** What this task involves **
Each line of the records below that contains "count" needs to be copied.
+++ Data excerpts
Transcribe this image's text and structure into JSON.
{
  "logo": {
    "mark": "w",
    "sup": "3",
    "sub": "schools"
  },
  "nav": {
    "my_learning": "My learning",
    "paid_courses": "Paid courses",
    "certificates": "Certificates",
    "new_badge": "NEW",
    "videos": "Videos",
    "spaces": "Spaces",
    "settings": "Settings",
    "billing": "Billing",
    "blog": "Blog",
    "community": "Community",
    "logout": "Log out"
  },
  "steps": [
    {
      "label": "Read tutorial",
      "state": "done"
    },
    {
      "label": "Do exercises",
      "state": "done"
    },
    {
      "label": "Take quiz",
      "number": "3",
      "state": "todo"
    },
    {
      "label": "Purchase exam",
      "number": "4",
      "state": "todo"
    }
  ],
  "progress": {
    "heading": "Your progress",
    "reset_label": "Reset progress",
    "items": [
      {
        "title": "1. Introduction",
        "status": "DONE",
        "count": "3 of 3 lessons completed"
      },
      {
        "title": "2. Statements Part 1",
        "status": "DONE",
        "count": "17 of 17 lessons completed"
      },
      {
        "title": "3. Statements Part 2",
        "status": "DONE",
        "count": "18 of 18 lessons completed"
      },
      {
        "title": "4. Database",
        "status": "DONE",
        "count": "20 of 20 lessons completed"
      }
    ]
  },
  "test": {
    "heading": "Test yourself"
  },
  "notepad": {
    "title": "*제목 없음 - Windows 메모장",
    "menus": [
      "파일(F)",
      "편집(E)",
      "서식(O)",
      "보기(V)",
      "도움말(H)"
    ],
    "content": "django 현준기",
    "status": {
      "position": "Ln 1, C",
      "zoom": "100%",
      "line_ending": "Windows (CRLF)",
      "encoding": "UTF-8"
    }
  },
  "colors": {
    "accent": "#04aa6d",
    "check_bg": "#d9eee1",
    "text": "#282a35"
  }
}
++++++
** Exercise solution **
        "count": "3 of 3 lessons completed"
        "count": "17 of 17 lessons completed"
        "count": "18 of 18 lessons completed"
        "count": "20 of 20 lessons completed"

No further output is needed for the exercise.